To do:
Go through the listing below and count the lines with "Physical" in them. Only the count is needed.

++++++++++++++++++++

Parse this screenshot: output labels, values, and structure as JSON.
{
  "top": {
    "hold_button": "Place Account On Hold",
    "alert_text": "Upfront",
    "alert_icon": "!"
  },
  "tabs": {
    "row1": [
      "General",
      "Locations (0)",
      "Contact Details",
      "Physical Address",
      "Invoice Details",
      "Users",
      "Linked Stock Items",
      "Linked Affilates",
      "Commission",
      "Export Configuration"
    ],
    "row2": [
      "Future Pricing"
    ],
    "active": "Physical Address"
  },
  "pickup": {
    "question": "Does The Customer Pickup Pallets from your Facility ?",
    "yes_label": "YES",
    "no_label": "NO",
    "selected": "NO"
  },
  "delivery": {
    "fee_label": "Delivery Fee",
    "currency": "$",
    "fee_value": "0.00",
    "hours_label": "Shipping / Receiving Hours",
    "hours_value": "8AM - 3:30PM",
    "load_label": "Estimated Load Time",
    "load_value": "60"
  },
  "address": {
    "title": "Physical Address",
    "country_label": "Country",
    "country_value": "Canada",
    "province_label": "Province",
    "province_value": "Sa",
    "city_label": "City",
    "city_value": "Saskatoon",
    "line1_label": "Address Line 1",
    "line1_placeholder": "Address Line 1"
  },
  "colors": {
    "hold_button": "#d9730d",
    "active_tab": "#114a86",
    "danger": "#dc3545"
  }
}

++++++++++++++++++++

Problem solution:
3